When I was young, my teacher shared that her cat had just had a litter of kittens and asked if any of us would like one. Without a moment’s hesitation, I jumped up and shouted,
My teacher instructed me to confirm with my parents that it was OK, after which she would bring the kitten to school for me.
That evening, I told my parents about the kittens and asked for their blessing to bring one home. My stepfather said unequivocally,
Mother was silent.
The next day I went to school and confirmed with my teacher, “Yes, my parents said it was OK.”
A week later, my teacher arrived at school with a big cardboard box. Inside the box were several cozy blankets and a tiny white kitten with the bluest eyes. I was delighted.
My grandmother picked me up from school that day and called Mother to tell her about the surprise. I braced for the worst.
Mother immediately left work, came home, walked in, smiled, and reached for the kitten. Mother tucked the kitten up close under her chin and they both cooed.

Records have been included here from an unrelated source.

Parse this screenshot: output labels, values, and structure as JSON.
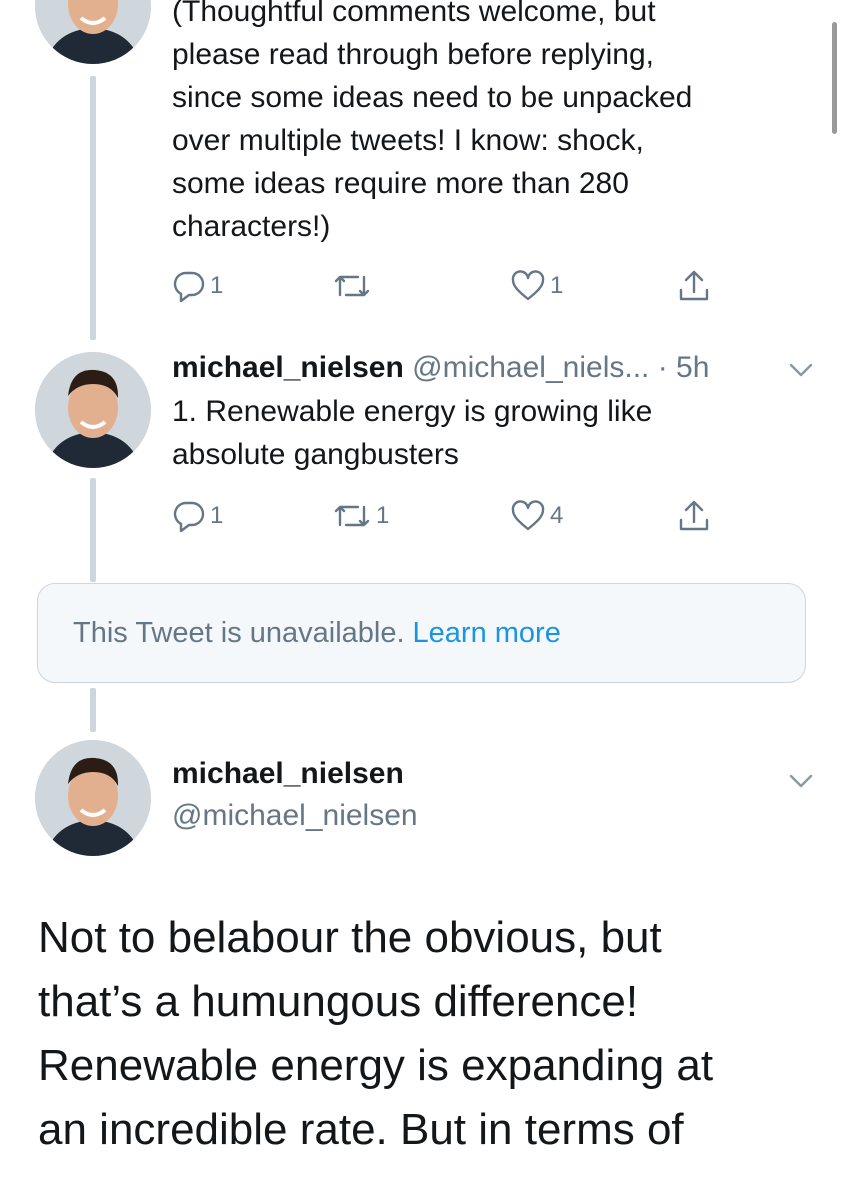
{
  "tweet1": {
    "text_lines": [
      "(Thoughtful comments welcome, but",
      "please read through before replying,",
      "since some ideas need to be unpacked",
      "over multiple tweets! I know: shock,",
      "some ideas require more than 280",
      "characters!)"
    ],
    "reply_count": "1",
    "retweet_count": "",
    "like_count": "1"
  },
  "tweet2": {
    "name": "michael_nielsen",
    "handle": "@michael_niels...",
    "time": "· 5h",
    "text_lines": [
      "1. Renewable energy is growing like",
      "absolute gangbusters"
    ],
    "reply_count": "1",
    "retweet_count": "1",
    "like_count": "4"
  },
  "unavailable": {
    "text": "This Tweet is unavailable.",
    "link": "Learn more"
  },
  "main_tweet": {
    "name": "michael_nielsen",
    "handle": "@michael_nielsen",
    "text_lines": [
      "Not to belabour the obvious, but",
      "that’s a humungous difference!",
      "Renewable energy is expanding at",
      "an incredible rate. But in terms of"
    ]
  },
  "colors": {
    "text": "#14171a",
    "secondary": "#657786",
    "link": "#1b95e0",
    "thread_line": "#ccd6dd",
    "card_bg": "#f5f8fa"
  },
  "icons": [
    "reply-icon",
    "retweet-icon",
    "like-icon",
    "share-icon",
    "chevron-down-icon"
  ]
}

“Ok, here’s the plan,” Mother began, “Take her outside and coat her fur in dirt. When your stepfather gets home, we’ll tell him that we found the kitten wandering in the woods out back. Now, what is her name?”
One day Mother took me to the pawn shop downtown, which was filled from top to bottom across several floors with everything I had never thought of before.
There were old tricycles, jack-in-the-boxes, wagon wheels, tea sets, spindles, dressers, mirrors, dolls, porcelain, rifles, arrowheads, and pocket watches.
Mother walked up to the counter, which was hidden between the lamps and silver spoon racks, reached into her purse, and pulled out several pieces of gold jewelry. The pieces had once been gifts from the man that had once been my stepfather.
The old man behind the counter retrieved a magnifying glass from his pocket, inspected Mother’s treasures, weighed each piece, and made her an offer.
We walked out with a few hundred bucks and for a brief moment, we were rich. Mother suggested that we head to the chocolate shop a few storefronts down and treat ourselves; that was mother.
I picked chocolate covered almonds and she picked chocolate covered espresso beans.
In the mornings Mother would get ready for work and I liked to stand close by in the bathroom and watch her do her makeup. In Mother’s makeup case were more tubes of lipstick than I could count, each lined up in rows upside down so that Mother knew which color to select to match her outfit. She had crimson reds, mauve reds, maroon reds, pink reds, brown reds, and rose reds.
Mother would select a color, pop the top off, twist the tube, and in two motions, apply her lipstick. I would be ready with a folded up piece of toilet paper so she could blot her lips.
The years went by and Mother and I continued in our rhythms, until one day, I moved away — first to college and then to a city for work. I called Mother often at times, but also less and less.
When a boy broke my heart, I bought a flight home and when I arrived, Mother was still asleep in bed. I crawled under the covers, curled up next to Mother, and cried.
“I’m so sad,” I told her.
“I know you are,” she said.
A few more years went by and I moved to yet another city for work. This time farther away. Mother came to see me and we visited quaint English pubs, Bavarian castles, and Paris. A few months later, I called home to share the news,
Mother was silent.
“Will you come to me when the baby arrives?”
Mother came and so did the baby and each day, Mother held the tiny child in her arms. The days went by, then the weeks, and then, Mother had to go.
“Please don’t go,” I pleaded, with tears in my eyes.
“I have to go. You will be fine. You’re a Mother now.”